Organization leaders may find this counter-intuitive, because presumably, the product management team is empowered with very strategic goals. Depending on the organization, product managers may be tasked with:
-knowing the market
-overall profit and loss of the product
-being the CEO of the product
However, these are not clear responsibilities and they are not specific, actionable goals. Statements like this are high-level vision statements that can direct a product team, but they lack the detail to enable action. A CEO would not task a sales team or customer support team with only a lofty vision. The different tactics by various sales persons or persons supporting customers would cause confusion in the customer base and slow execution. For functional groups, leadership will clearly define the responsibilities, the key activities, the metrics for success and the authority employees have to deviate from the standard practice. This clarity is what allows an organization to stay focused and execute and the empowerment to deviate is what leads to success and growth.
Product management teams need this same level of commitment from the organization to be successful (and ultimately for the company's success). This begins with just two things from the leadership, defined responsibilities and the empowerment to affect those responsibilities. When a company vision becomes too watered down it loses its effectiveness. Similarly, when the roles of the product team are too abstract the product team becomes less effective. A leader should deliver a vision for the product team, but also a strategy to achieve that vision.
As an example, a CEO might state, "As a product manager I want you to think like the CEO of your product. You'll be responsible for the features in the product and ensure they align with our product vision and you'll be responsible for training our sales staff on the product vision and features and you'll be responsible for pricing, including bundling options. If you feel the product vision needs to shift, that we need to sell to a new market or that our organization isn't set up for success because of our structure, then come talk to me about it. Anything else, I'll expect you to execute on the features, the training and the pricing plans that will lead us to the best profitability."

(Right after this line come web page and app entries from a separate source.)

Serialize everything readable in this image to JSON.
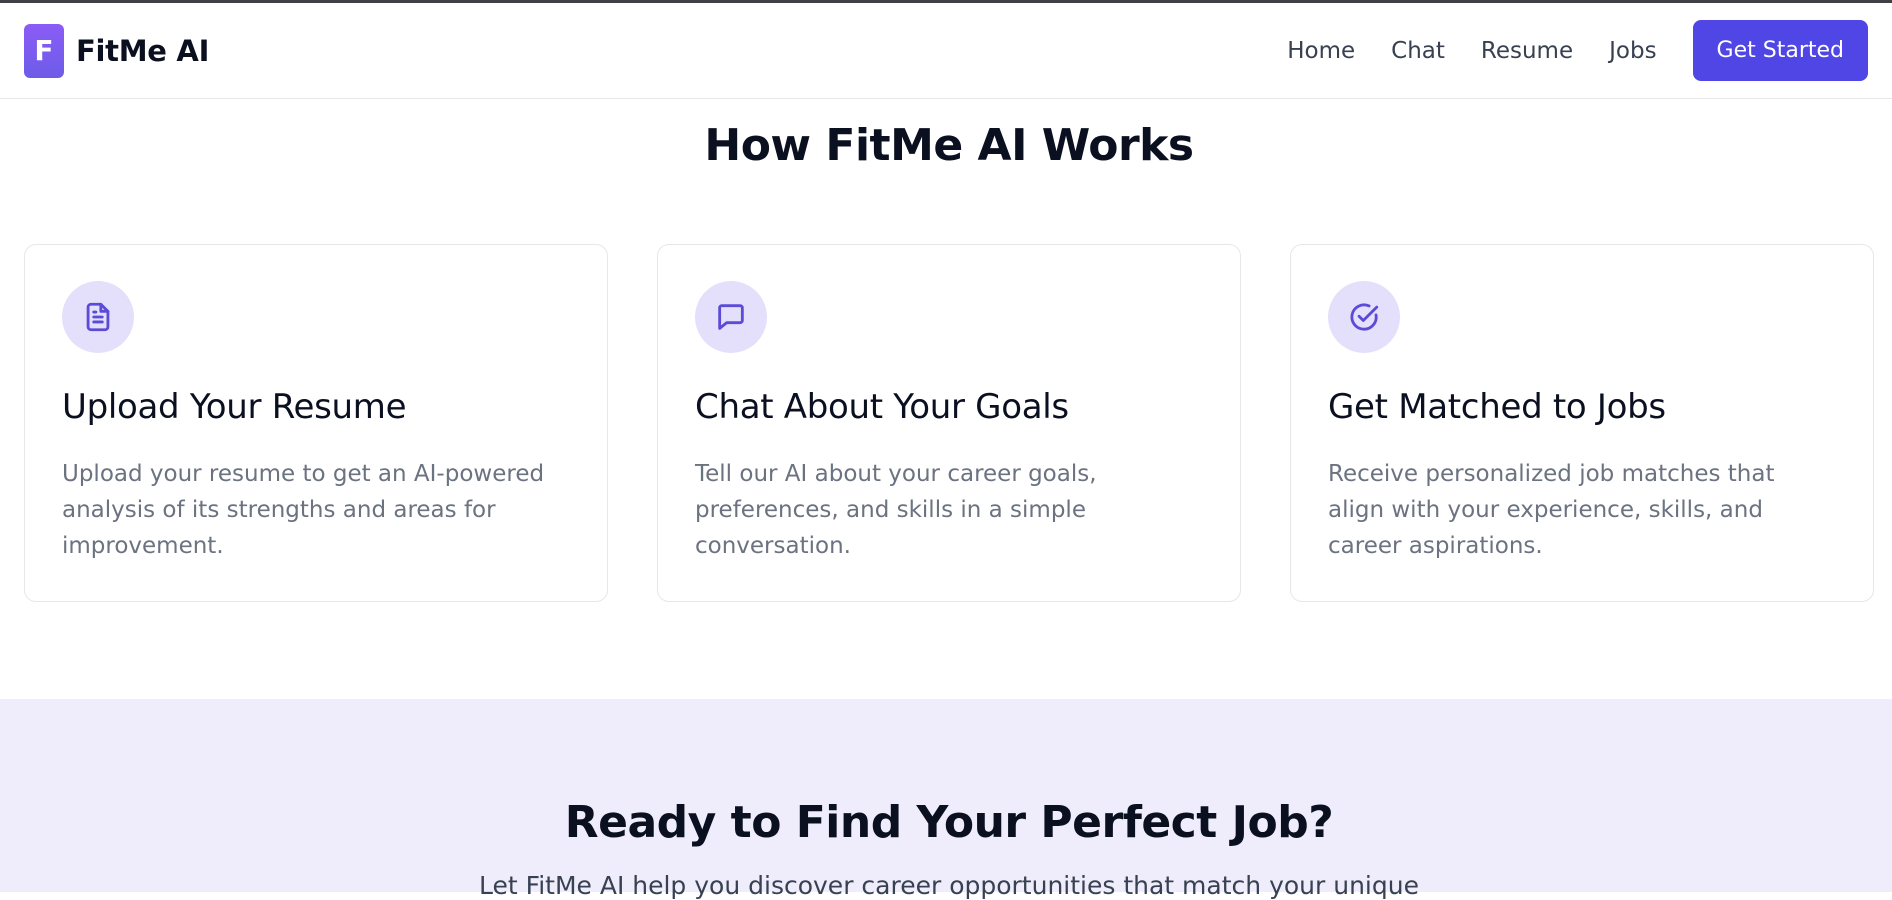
{
  "header": {
    "logo_letter": "F",
    "brand_name": "FitMe AI",
    "nav": [
      "Home",
      "Chat",
      "Resume",
      "Jobs"
    ],
    "cta_label": "Get Started"
  },
  "how_it_works": {
    "title": "How FitMe AI Works",
    "cards": [
      {
        "icon": "document-icon",
        "title": "Upload Your Resume",
        "text": "Upload your resume to get an AI-powered analysis of its strengths and areas for improvement."
      },
      {
        "icon": "chat-bubble-icon",
        "title": "Chat About Your Goals",
        "text": "Tell our AI about your career goals, preferences, and skills in a simple conversation."
      },
      {
        "icon": "check-circle-icon",
        "title": "Get Matched to Jobs",
        "text": "Receive personalized job matches that align with your experience, skills, and career aspirations."
      }
    ]
  },
  "cta_section": {
    "title": "Ready to Find Your Perfect Job?",
    "text": "Let FitMe AI help you discover career opportunities that match your unique"
  },
  "colors": {
    "accent": "#4f46e5",
    "icon_bg": "#e4e0fb",
    "band_bg": "#efedfb"
  }
}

In this example, the CEO empowers the product manager with a vision, a clear set of responsibilities and limits to those responsibilities. Further the CEO does not detail the tactics for those responsibilities, those the product manager is empowered to accomplish.
It also doesn't dictate anything about the market or knowing the customer, those are things the product manager will need to take on in order to do his/her job successfully. This might require a conversation about budgets and how much is available to spend, but shouldn't require a conversation every time the product manager wants to spend money to engage with customers.
While the breadth of a product management team may be greater than other parts of the organization, a product team needs the same items for empowerment that any group needs. This empowerment mirrors the company itself and starts at the top with a vision and a strategy to accomplish the vision. The objectives, key activities and metrics measured may be dictated to the product team (less empowering) or developed by the product team (more empowering), but just as with any group they should be defined and regularly provided in status updates to demonstrate progress.